=== Section Start ===

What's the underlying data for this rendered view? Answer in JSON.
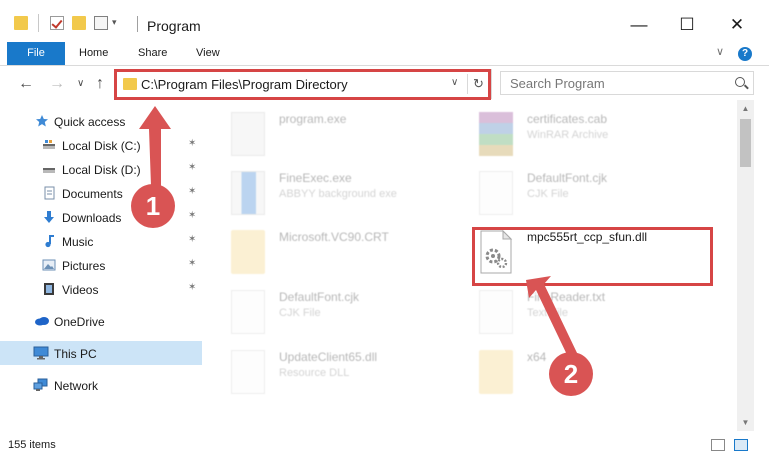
{
  "window": {
    "title": "Program",
    "minimize": "—",
    "maximize": "☐",
    "close": "✕"
  },
  "ribbon": {
    "tabs": [
      {
        "label": "File"
      },
      {
        "label": "Home"
      },
      {
        "label": "Share"
      },
      {
        "label": "View"
      }
    ],
    "collapse": "∨",
    "help": "?"
  },
  "nav": {
    "back": "←",
    "forward": "→",
    "history": "∨",
    "up": "↑"
  },
  "address": {
    "path": "C:\\Program Files\\Program Directory",
    "dropdown": "∨",
    "refresh": "↻"
  },
  "search": {
    "placeholder": "Search Program"
  },
  "sidebar": {
    "items": [
      {
        "label": "Quick access",
        "icon": "star-icon",
        "pinned": false,
        "selected": false
      },
      {
        "label": "Local Disk (C:)",
        "icon": "drive-icon",
        "pinned": true,
        "selected": false
      },
      {
        "label": "Local Disk (D:)",
        "icon": "drive-icon",
        "pinned": true,
        "selected": false
      },
      {
        "label": "Documents",
        "icon": "documents-icon",
        "pinned": true,
        "selected": false
      },
      {
        "label": "Downloads",
        "icon": "download-icon",
        "pinned": true,
        "selected": false
      },
      {
        "label": "Music",
        "icon": "music-icon",
        "pinned": true,
        "selected": false
      },
      {
        "label": "Pictures",
        "icon": "pictures-icon",
        "pinned": true,
        "selected": false
      },
      {
        "label": "Videos",
        "icon": "videos-icon",
        "pinned": true,
        "selected": false
      },
      {
        "label": "OneDrive",
        "icon": "cloud-icon",
        "pinned": false,
        "selected": false
      },
      {
        "label": "This PC",
        "icon": "computer-icon",
        "pinned": false,
        "selected": true
      },
      {
        "label": "Network",
        "icon": "network-icon",
        "pinned": false,
        "selected": false
      }
    ],
    "pin_glyph": "✶"
  },
  "files": [
    {
      "name": "program.exe",
      "type": "",
      "icon": "exe-icon",
      "highlight": false
    },
    {
      "name": "certificates.cab",
      "type": "WinRAR Archive",
      "icon": "archive-icon",
      "highlight": false
    },
    {
      "name": "FineExec.exe",
      "type": "ABBYY background exe",
      "icon": "exe-icon",
      "highlight": false
    },
    {
      "name": "DefaultFont.cjk",
      "type": "CJK File",
      "icon": "file-icon",
      "highlight": false
    },
    {
      "name": "Microsoft.VC90.CRT",
      "type": "",
      "icon": "folder-icon",
      "highlight": false
    },
    {
      "name": "mpc555rt_ccp_sfun.dll",
      "type": "",
      "icon": "dll-icon",
      "highlight": true
    },
    {
      "name": "DefaultFont.cjk",
      "type": "CJK File",
      "icon": "file-icon",
      "highlight": false
    },
    {
      "name": "FineReader.txt",
      "type": "Text File",
      "icon": "file-icon",
      "highlight": false
    },
    {
      "name": "UpdateClient65.dll",
      "type": "Resource DLL",
      "icon": "dll-icon",
      "highlight": false
    },
    {
      "name": "x64",
      "type": "",
      "icon": "folder-icon",
      "highlight": false
    }
  ],
  "status": {
    "items_count": "155 items"
  },
  "callouts": [
    {
      "number": "1"
    },
    {
      "number": "2"
    }
  ],
  "colors": {
    "accent": "#1979ca",
    "highlight": "#d64545",
    "callout": "#d95454",
    "selection": "#cce4f7"
  }
}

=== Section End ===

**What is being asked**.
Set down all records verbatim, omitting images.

**Completed task**.
What's the underlying data for this rendered view? Answer in JSON.
{
  "window": {
    "title": "Program",
    "minimize": "—",
    "maximize": "☐",
    "close": "✕"
  },
  "ribbon": {
    "tabs": [
      {
        "label": "File"
      },
      {
        "label": "Home"
      },
      {
        "label": "Share"
      },
      {
        "label": "View"
      }
    ],
    "collapse": "∨",
    "help": "?"
  },
  "nav": {
    "back": "←",
    "forward": "→",
    "history": "∨",
    "up": "↑"
  },
  "address": {
    "path": "C:\\Program Files\\Program Directory",
    "dropdown": "∨",
    "refresh": "↻"
  },
  "search": {
    "placeholder": "Search Program"
  },
  "sidebar": {
    "items": [
      {
        "label": "Quick access",
        "icon": "star-icon",
        "pinned": false,
        "selected": false
      },
      {
        "label": "Local Disk (C:)",
        "icon": "drive-icon",
        "pinned": true,
        "selected": false
      },
      {
        "label": "Local Disk (D:)",
        "icon": "drive-icon",
        "pinned": true,
        "selected": false
      },
      {
        "label": "Documents",
        "icon": "documents-icon",
        "pinned": true,
        "selected": false
      },
      {
        "label": "Downloads",
        "icon": "download-icon",
        "pinned": true,
        "selected": false
      },
      {
        "label": "Music",
        "icon": "music-icon",
        "pinned": true,
        "selected": false
      },
      {
        "label": "Pictures",
        "icon": "pictures-icon",
        "pinned": true,
        "selected": false
      },
      {
        "label": "Videos",
        "icon": "videos-icon",
        "pinned": true,
        "selected": false
      },
      {
        "label": "OneDrive",
        "icon": "cloud-icon",
        "pinned": false,
        "selected": false
      },
      {
        "label": "This PC",
        "icon": "computer-icon",
        "pinned": false,
        "selected": true
      },
      {
        "label": "Network",
        "icon": "network-icon",
        "pinned": false,
        "selected": false
      }
    ],
    "pin_glyph": "✶"
  },
  "files": [
    {
      "name": "program.exe",
      "type": "",
      "icon": "exe-icon",
      "highlight": false
    },
    {
      "name": "certificates.cab",
      "type": "WinRAR Archive",
      "icon": "archive-icon",
      "highlight": false
    },
    {
      "name": "FineExec.exe",
      "type": "ABBYY background exe",
      "icon": "exe-icon",
      "highlight": false
    },
    {
      "name": "DefaultFont.cjk",
      "type": "CJK File",
      "icon": "file-icon",
      "highlight": false
    },
    {
      "name": "Microsoft.VC90.CRT",
      "type": "",
      "icon": "folder-icon",
      "highlight": false
    },
    {
      "name": "mpc555rt_ccp_sfun.dll",
      "type": "",
      "icon": "dll-icon",
      "highlight": true
    },
    {
      "name": "DefaultFont.cjk",
      "type": "CJK File",
      "icon": "file-icon",
      "highlight": false
    },
    {
      "name": "FineReader.txt",
      "type": "Text File",
      "icon": "file-icon",
      "highlight": false
    },
    {
      "name": "UpdateClient65.dll",
      "type": "Resource DLL",
      "icon": "dll-icon",
      "highlight": false
    },
    {
      "name": "x64",
      "type": "",
      "icon": "folder-icon",
      "highlight": false
    }
  ],
  "status": {
    "items_count": "155 items"
  },
  "callouts": [
    {
      "number": "1"
    },
    {
      "number": "2"
    }
  ],
  "colors": {
    "accent": "#1979ca",
    "highlight": "#d64545",
    "callout": "#d95454",
    "selection": "#cce4f7"
  }
}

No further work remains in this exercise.